“You can cover a lot of water by casting the spoon,” says Jim. “But this can be a difficult way to fish because the spoon will hang up often if there are stumps or brush on the bottom. And you can lose a lot of spoons.”
It is best to try the yo-yo technique in areas where you know that the bottom is relatively sandy and brush free. Again, watch your line carefully on the fall each time you lift the bait during the retrieve because you may not feel the strike and miss the fish.
Whether you fish it vertically or horizontally, the jigging spoon is a very effective weapon for winter fishing. Jim tells us that on Bartletts Ferry, stripers in the 7- to 10-lb. range are not uncommon and hybrids of two to four pounds are plentiful.
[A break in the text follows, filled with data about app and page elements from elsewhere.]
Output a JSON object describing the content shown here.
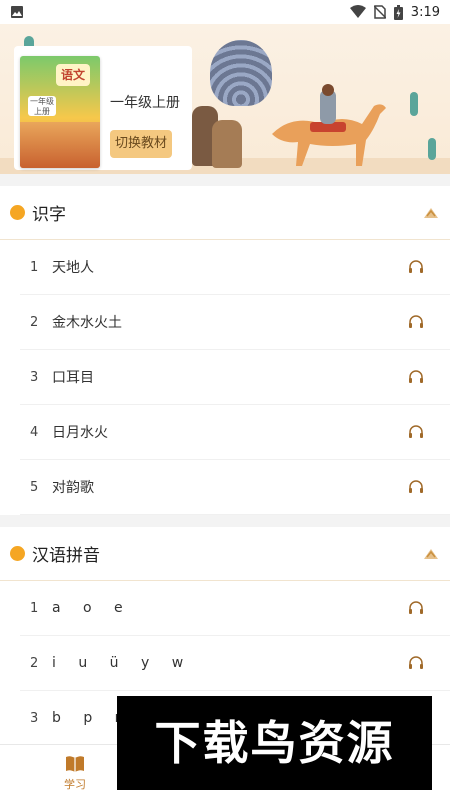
{
  "status_bar": {
    "time": "3:19",
    "icons": [
      "image-icon",
      "wifi-icon",
      "no-sim-icon",
      "battery-icon"
    ]
  },
  "banner": {
    "book_cover_title": "语文",
    "book_cover_grade": "一年级 上册",
    "grade_label": "一年级上册",
    "switch_button": "切换教材"
  },
  "sections": [
    {
      "title": "识字",
      "items": [
        {
          "num": "1",
          "name": "天地人"
        },
        {
          "num": "2",
          "name": "金木水火土"
        },
        {
          "num": "3",
          "name": "口耳目"
        },
        {
          "num": "4",
          "name": "日月水火"
        },
        {
          "num": "5",
          "name": "对韵歌"
        }
      ]
    },
    {
      "title": "汉语拼音",
      "items": [
        {
          "num": "1",
          "name": "a o e"
        },
        {
          "num": "2",
          "name": "i u ü y w"
        },
        {
          "num": "3",
          "name": "b p m f"
        }
      ]
    }
  ],
  "bottom_nav": {
    "study_label": "学习"
  },
  "watermark": {
    "text": "下载鸟资源"
  },
  "colors": {
    "accent": "#f5a623",
    "button": "#f4c880",
    "nav_active": "#c07a2a"
  }
}
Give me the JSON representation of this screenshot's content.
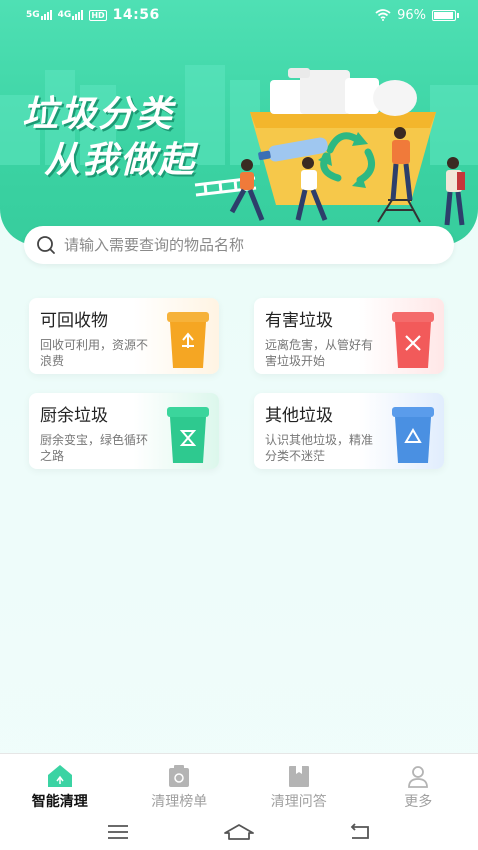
{
  "status_bar": {
    "network_1": "5G",
    "network_2": "4G",
    "hd": "HD",
    "time": "14:56",
    "battery": "96%"
  },
  "banner": {
    "title_line1": "垃圾分类",
    "title_line2": "从我做起"
  },
  "search": {
    "placeholder": "请输入需要查询的物品名称"
  },
  "categories": [
    {
      "title": "可回收物",
      "desc": "回收可利用，资源不浪费",
      "color": "#f5a623"
    },
    {
      "title": "有害垃圾",
      "desc": "远离危害，从管好有害垃圾开始",
      "color": "#f25a5a"
    },
    {
      "title": "厨余垃圾",
      "desc": "厨余变宝，绿色循环之路",
      "color": "#2ec98f"
    },
    {
      "title": "其他垃圾",
      "desc": "认识其他垃圾，精准分类不迷茫",
      "color": "#4a90e2"
    }
  ],
  "tabs": [
    {
      "label": "智能清理",
      "icon": "home-icon",
      "active": true
    },
    {
      "label": "清理榜单",
      "icon": "ranking-icon",
      "active": false
    },
    {
      "label": "清理问答",
      "icon": "qa-icon",
      "active": false
    },
    {
      "label": "更多",
      "icon": "user-icon",
      "active": false
    }
  ],
  "colors": {
    "accent": "#3bd3a3",
    "active_tab_icon": "#3bd3a3",
    "inactive_tab": "#a0a0a0"
  }
}
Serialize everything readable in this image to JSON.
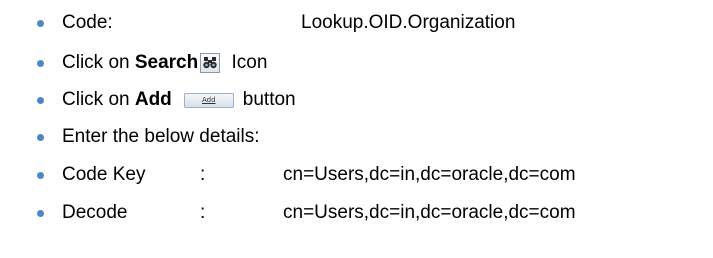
{
  "colors": {
    "bullet": "#4a86c8",
    "text": "#000000",
    "background": "#ffffff"
  },
  "items": [
    {
      "label": "Code:",
      "value": "Lookup.OID.Organization"
    },
    {
      "prefix": "Click on ",
      "bold": "Search",
      "icon": "binoculars-search-icon",
      "suffix": " Icon"
    },
    {
      "prefix": "Click on ",
      "bold": "Add",
      "button_label": "Add",
      "suffix": "button"
    },
    {
      "text": "Enter the below details:"
    },
    {
      "label": "Code Key",
      "colon": ":",
      "value": "cn=Users,dc=in,dc=oracle,dc=com"
    },
    {
      "label": "Decode",
      "colon": ":",
      "value": "cn=Users,dc=in,dc=oracle,dc=com"
    }
  ]
}
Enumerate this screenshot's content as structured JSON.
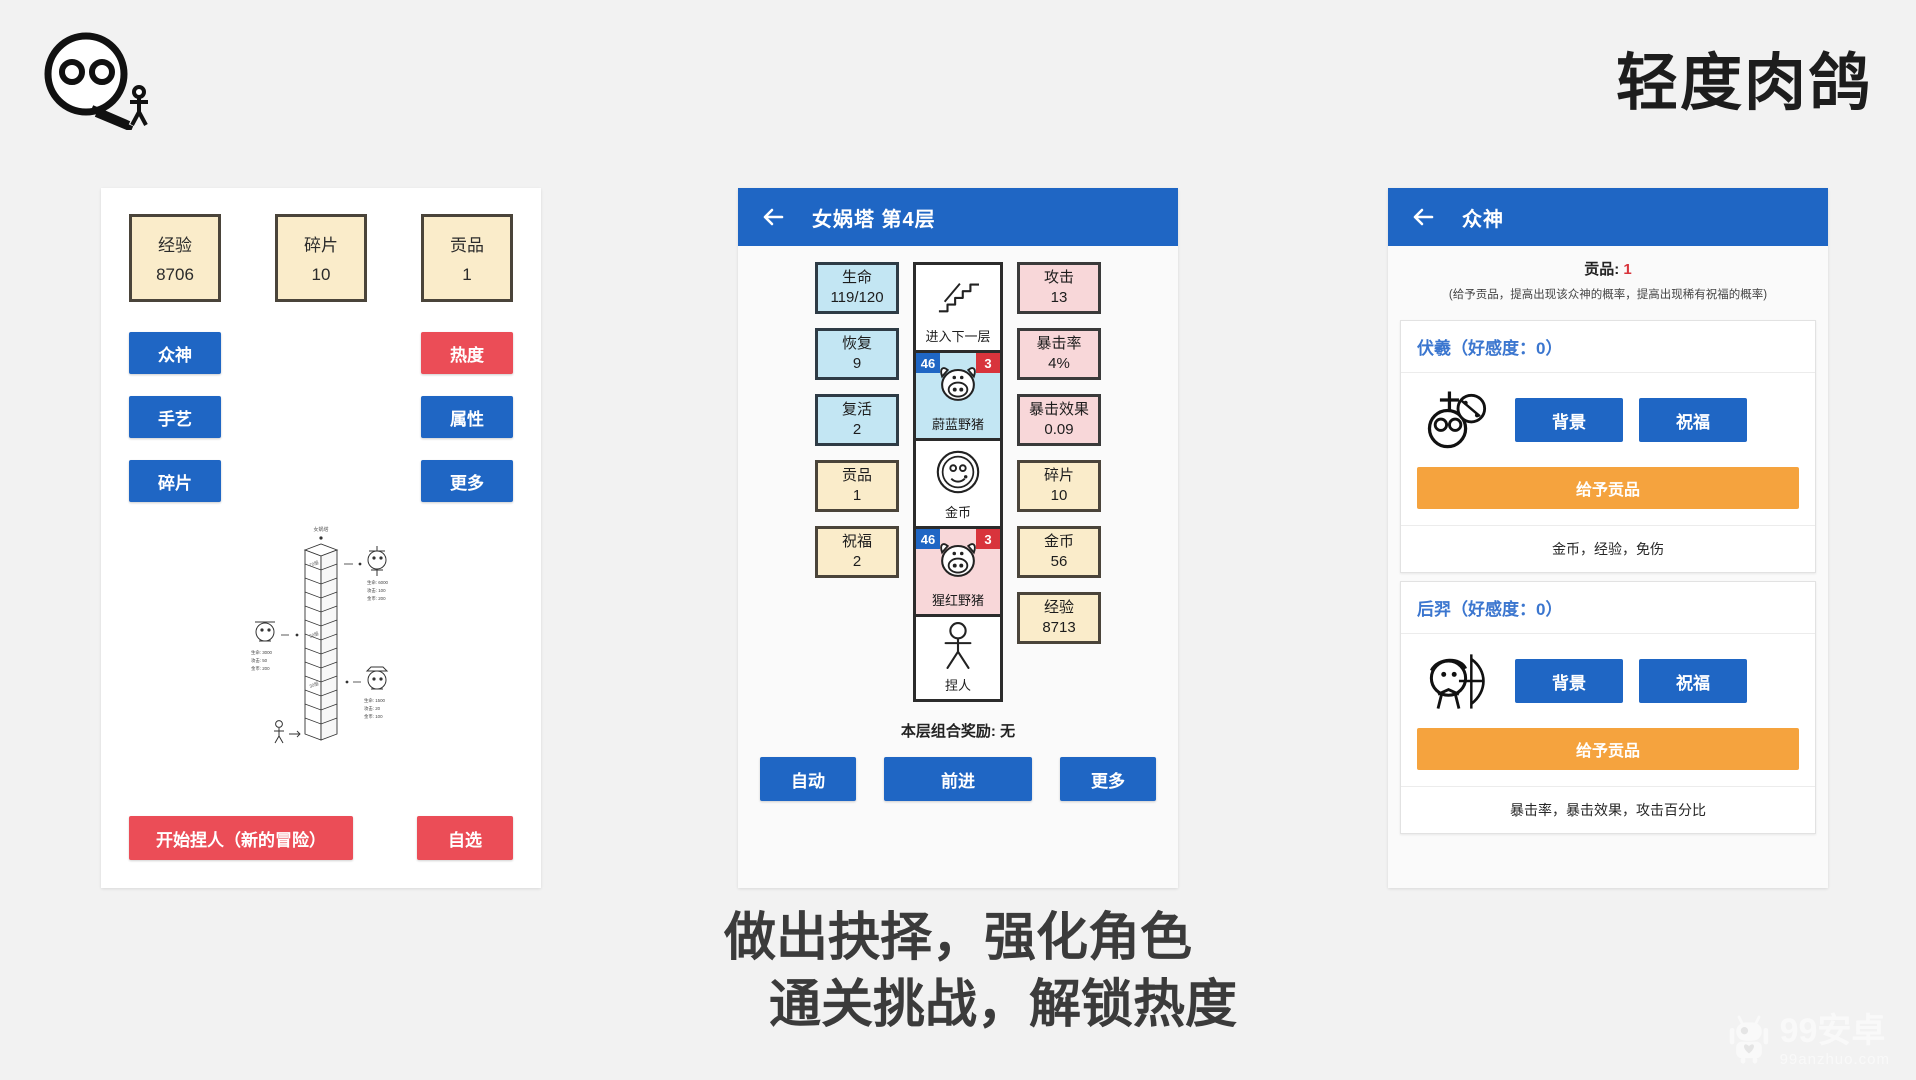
{
  "brand": {
    "title": "轻度肉鸽",
    "logo_icon": "stickman-head-logo-icon"
  },
  "panel1": {
    "stats": [
      {
        "label": "经验",
        "value": "8706"
      },
      {
        "label": "碎片",
        "value": "10"
      },
      {
        "label": "贡品",
        "value": "1"
      }
    ],
    "menu_rows": [
      {
        "left": "众神",
        "right": "热度",
        "right_style": "red"
      },
      {
        "left": "手艺",
        "right": "属性",
        "right_style": "blue"
      },
      {
        "left": "碎片",
        "right": "更多",
        "right_style": "blue"
      }
    ],
    "tower": {
      "top_label": "女娲塔",
      "floor_labels": [
        "70层",
        "50层",
        "30层"
      ],
      "monsters": [
        {
          "hp": "生命: 6000",
          "atk": "攻击: 100",
          "gold": "金币: 200"
        },
        {
          "hp": "生命: 3000",
          "atk": "攻击: 50",
          "gold": "金币: 200"
        },
        {
          "hp": "生命: 1500",
          "atk": "攻击: 20",
          "gold": "金币: 100"
        }
      ]
    },
    "footer": {
      "primary": "开始捏人（新的冒险）",
      "secondary": "自选"
    }
  },
  "panel2": {
    "appbar": {
      "title": "女娲塔 第4层",
      "back_icon": "back-arrow-icon"
    },
    "left_cells": [
      {
        "label": "生命",
        "value": "119/120",
        "style": "blue"
      },
      {
        "label": "恢复",
        "value": "9",
        "style": "blue"
      },
      {
        "label": "复活",
        "value": "2",
        "style": "blue"
      },
      {
        "label": "贡品",
        "value": "1",
        "style": "cream"
      },
      {
        "label": "祝福",
        "value": "2",
        "style": "cream"
      }
    ],
    "right_cells": [
      {
        "label": "攻击",
        "value": "13",
        "style": "pink"
      },
      {
        "label": "暴击率",
        "value": "4%",
        "style": "pink"
      },
      {
        "label": "暴击效果",
        "value": "0.09",
        "style": "pink"
      },
      {
        "label": "碎片",
        "value": "10",
        "style": "cream"
      },
      {
        "label": "金币",
        "value": "56",
        "style": "cream"
      },
      {
        "label": "经验",
        "value": "8713",
        "style": "cream"
      }
    ],
    "tiles": [
      {
        "caption": "进入下一层",
        "icon": "stairs-icon",
        "style": "white",
        "left_badge": "",
        "right_badge": ""
      },
      {
        "caption": "蔚蓝野猪",
        "icon": "boar-icon",
        "style": "blue",
        "left_badge": "46",
        "right_badge": "3"
      },
      {
        "caption": "金币",
        "icon": "coin-icon",
        "style": "white",
        "left_badge": "",
        "right_badge": ""
      },
      {
        "caption": "猩红野猪",
        "icon": "boar-icon",
        "style": "pink",
        "left_badge": "46",
        "right_badge": "3"
      },
      {
        "caption": "捏人",
        "icon": "stickman-icon",
        "style": "white",
        "left_badge": "",
        "right_badge": ""
      }
    ],
    "note": "本层组合奖励: 无",
    "buttons": {
      "auto": "自动",
      "advance": "前进",
      "more": "更多"
    }
  },
  "panel3": {
    "appbar": {
      "title": "众神",
      "back_icon": "back-arrow-icon"
    },
    "tribute_label": "贡品:",
    "tribute_value": "1",
    "hint": "(给予贡品，提高出现该众神的概率，提高出现稀有祝福的概率)",
    "gods": [
      {
        "name": "伏羲（好感度：0）",
        "avatar_icon": "fuxi-compass-icon",
        "background_button": "背景",
        "blessing_button": "祝福",
        "tribute_button": "给予贡品",
        "effects": "金币，经验，免伤"
      },
      {
        "name": "后羿（好感度：0）",
        "avatar_icon": "houyi-bow-icon",
        "background_button": "背景",
        "blessing_button": "祝福",
        "tribute_button": "给予贡品",
        "effects": "暴击率，暴击效果，攻击百分比"
      }
    ]
  },
  "caption": {
    "line1": "做出抉择，强化角色",
    "line2": "通关挑战，解锁热度"
  },
  "watermark": {
    "line1": "99安卓",
    "line2": "99anzhuo.com",
    "icon": "android-robot-icon"
  },
  "colors": {
    "primary_blue": "#1f66c4",
    "red": "#eb4d57",
    "orange": "#f5a33e",
    "cream": "#faecca",
    "cell_blue": "#c3e6f3",
    "cell_pink": "#f8d7d9",
    "page_bg": "#f2f2f2"
  }
}
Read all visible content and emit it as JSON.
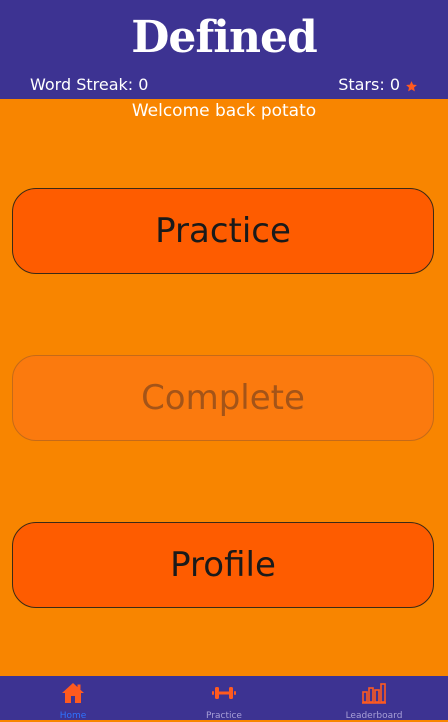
{
  "header": {
    "app_title": "Defined",
    "word_streak": "Word Streak: 0",
    "stars": "Stars: 0",
    "star_icon": "star-icon"
  },
  "welcome": "Welcome back potato",
  "menu": {
    "practice_label": "Practice",
    "complete_label": "Complete",
    "profile_label": "Profile"
  },
  "nav": {
    "home_label": "Home",
    "practice_label": "Practice",
    "leaderboard_label": "Leaderboard"
  },
  "colors": {
    "header_bg": "#3d3392",
    "page_bg": "#f88500",
    "button_bg": "#fe5c00",
    "button_disabled_bg": "#fb7a0e",
    "nav_active": "#2f73ff",
    "accent_icon": "#ff5a1f"
  }
}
But you have to stick with the spoon and build your confidence in the bait. Use your electronics carefully, look over your selected spots thoroughly and move around a lot. You’ll be amazed at the quantity and variety of different fish that you’ll lift over the side and into the boat.
Jim tells us that this pattern will last through the winter and well into February. As the water starts to warm up in the late winter and early spring, the linesides will begin to move up the river on their spawning run. But until they do you’ll find them chasing deep bait on the humps in the creeks. Stick with the jigging spoon, and you’ll have a good winter of fishing ahead of you.